North Carolina was a finalist for the plant, which will add 4,000 manufacturing jobs near Huntsville, but ultimately lost out in the final stages of negotiations.
In an interview shortly before the official announcement, North Carolina Secretary of Commerce Tony Copeland stayed positive.
"Well as you can guess, I would prefer to have 4,000 jobs and $1.6 billion investment coming to North Carolina," he said. "We would have preferred to have a victory lap here. But, at this point in time, I'm looking forward to the next one."
State leaders offered Toyota-Mazda a tax incentive package that would have been valued at more than $1.5 billion. That would have been the largest ever offered to a company in North Carolina, according to Copeland. In addition, state and local officials in the Triad had acquired land and prepared what is now called the Greensboro-Randolph Megasite as a potential location for the Toyota-Mazda facility.

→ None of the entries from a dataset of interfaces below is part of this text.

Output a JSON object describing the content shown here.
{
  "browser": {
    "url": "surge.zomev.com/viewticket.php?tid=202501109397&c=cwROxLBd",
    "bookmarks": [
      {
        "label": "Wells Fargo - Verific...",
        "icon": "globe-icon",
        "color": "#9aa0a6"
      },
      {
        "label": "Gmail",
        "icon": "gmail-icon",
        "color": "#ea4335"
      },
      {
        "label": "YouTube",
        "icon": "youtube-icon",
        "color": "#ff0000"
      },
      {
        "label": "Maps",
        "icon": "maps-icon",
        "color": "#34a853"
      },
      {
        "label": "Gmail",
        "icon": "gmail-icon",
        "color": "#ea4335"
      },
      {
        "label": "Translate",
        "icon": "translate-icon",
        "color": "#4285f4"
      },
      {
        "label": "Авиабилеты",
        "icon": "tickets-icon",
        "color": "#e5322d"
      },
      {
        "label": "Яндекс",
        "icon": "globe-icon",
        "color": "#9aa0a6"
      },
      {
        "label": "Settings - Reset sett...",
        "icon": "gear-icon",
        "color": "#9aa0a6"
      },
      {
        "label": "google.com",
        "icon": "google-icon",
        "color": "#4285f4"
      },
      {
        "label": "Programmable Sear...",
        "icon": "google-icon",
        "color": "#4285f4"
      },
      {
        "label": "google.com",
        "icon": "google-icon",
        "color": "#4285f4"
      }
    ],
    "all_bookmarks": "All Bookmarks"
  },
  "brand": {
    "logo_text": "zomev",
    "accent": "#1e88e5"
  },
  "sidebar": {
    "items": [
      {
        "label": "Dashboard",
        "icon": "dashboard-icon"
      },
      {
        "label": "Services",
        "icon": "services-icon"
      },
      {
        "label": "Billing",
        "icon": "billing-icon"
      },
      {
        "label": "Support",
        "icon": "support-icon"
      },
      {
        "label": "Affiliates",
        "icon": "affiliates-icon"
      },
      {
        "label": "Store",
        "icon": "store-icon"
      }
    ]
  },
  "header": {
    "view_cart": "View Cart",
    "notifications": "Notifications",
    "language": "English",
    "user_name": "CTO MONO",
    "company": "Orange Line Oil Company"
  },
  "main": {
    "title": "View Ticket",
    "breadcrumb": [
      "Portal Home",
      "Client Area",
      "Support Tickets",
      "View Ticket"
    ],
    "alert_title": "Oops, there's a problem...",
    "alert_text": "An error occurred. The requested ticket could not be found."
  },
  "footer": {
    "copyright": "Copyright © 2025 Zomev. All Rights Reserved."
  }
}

Despite those efforts, North Carolina still couldn't secure the bid.
In reviewing what went wrong, Copeland pointed to Alabama's deeper automotive cluster.
"I think it would be too simplistic to say one answer, but I think the No. 1 issue was having the concentration geographically to the Toyota manufacturing suppliers," he said.
While North Carolina has some automotive jobs, it lags other states in the Southeast, particularly in automotive manufacturing and suppliers. The interactive chart below shows total jobs by state in automotive manufacturing and supply. Hover the mouse over each bar to see the individual manufacturer. Data supplied by the Alliance of Automobile Manufacturers. Note: This chart does not include the 4,000 Toyota-Mazda jobs.
It's the Supply Chain
Nichola Lowe, a UNC-Chapel Hill associate professor with a specialization in economic development, agreed with Copeland's assessment.
"I think one of the big issues relates to supply chain capacity. Which suggests that we need to be thinking about more than just incentive programs, or whether we have the land to place a large scale facility," she said.
But that raises a chicken-and-egg paradox. Auto manufacturers pass over North Carolina because it doesn't have a critical mass of small- and mid-sized suppliers. But these suppliers won't plant roots in North Carolina because they would be too far away from major car manufacturers.
Offering a solution, Lowe pointed out that North Carolina has a strong aerospace cluster, particularly in the Triad. These suppliers could potentially serve the automotive industry as well, helping to build up the industry.
"For many suppliers, they can actually serve multiple industries," she said. "And I think a key step is to identify those suppliers where they could support existing industries within our state, but could also serve an automotive manufacturer.
Should North Carolina Want an Automotive Manufacturing Plant?
Discussions about how to attract an automotive manufacturer begs a very important question: Are these jobs even worth pursuing?
Duke University associate professor of economics Ryan McDevitt argues they are not.
"I think politicians get a little carried away. They want a very tangible victory, trying to secure a big win and say they are bringing a lot of jobs to the area. But the evidence that I've seen in economics is very mixed on whether these actually have long-term benefits for the community," he said. "You know, 4,000 jobs sounds like a lot – and it is – but at the expense of $1.5 billion-plus in incentives, you have to weigh some of those costs and benefits, and it's not clear-cut whether it actually makes sense to be in these competitions."
Consider McDevitt's argument: The 4,000 workers who take these jobs need to drive on roads to get to work, will send their children to local schools, will require police and fire protection, and use any and all government services just like employees of any other company. However, the company that receives the big tax break will get a discount on what it pays to fund these programs. Those costs don't disappear, of course, but are spread out among existing businesses and residents, often in the form of higher tax rates.
This inherently sends the wrong message to existing businesses as well, he said.
"There are a lot of other ways we can invest that money that would probably have even better effects for the economy," he said. "So let's invest more in education, fix our infrastructure. Have people naturally want to come to North Carolina, not have to entice them with these incentives."
Alabama Gov. Kay Ivey and company executives made the Toyota-Mazda announcement in a Wednesday news conference. The plant will be able to build 300,000 vehicles per year and will produce the Toyota Corolla compact car for North America and a new small SUV from Mazda, the companies have said.
"This is indeed a great day in Alabama," said Ivey.